#### WHAT YOU ARE ASKED TO DO
Scan the material for the word "brubah", and copy each line where it shows up.

#### MATERIAL FOR THIS TASK
□ □ □

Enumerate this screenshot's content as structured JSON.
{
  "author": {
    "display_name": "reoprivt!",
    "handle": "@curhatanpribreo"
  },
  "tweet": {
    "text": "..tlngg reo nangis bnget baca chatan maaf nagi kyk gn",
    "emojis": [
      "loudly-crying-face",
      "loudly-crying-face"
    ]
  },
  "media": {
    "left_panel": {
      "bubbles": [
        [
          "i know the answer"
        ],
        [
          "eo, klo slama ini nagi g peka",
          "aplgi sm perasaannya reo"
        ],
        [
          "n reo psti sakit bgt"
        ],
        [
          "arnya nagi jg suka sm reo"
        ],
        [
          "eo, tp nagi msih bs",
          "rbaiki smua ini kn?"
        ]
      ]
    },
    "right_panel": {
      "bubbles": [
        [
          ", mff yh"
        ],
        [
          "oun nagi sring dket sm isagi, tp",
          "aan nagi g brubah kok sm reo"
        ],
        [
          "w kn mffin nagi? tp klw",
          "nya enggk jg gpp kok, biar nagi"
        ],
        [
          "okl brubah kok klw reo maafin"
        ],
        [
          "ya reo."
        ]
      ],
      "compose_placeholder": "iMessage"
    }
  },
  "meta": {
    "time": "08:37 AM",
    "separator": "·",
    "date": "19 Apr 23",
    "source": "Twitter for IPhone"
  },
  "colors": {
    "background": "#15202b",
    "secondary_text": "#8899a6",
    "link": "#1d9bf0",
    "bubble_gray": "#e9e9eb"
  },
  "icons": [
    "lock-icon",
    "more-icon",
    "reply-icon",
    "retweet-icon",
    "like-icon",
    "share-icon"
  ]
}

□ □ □

#### SOLUTION TO THIS TASK
          "aan nagi g brubah kok sm reo"
          "okl brubah kok klw reo maafin"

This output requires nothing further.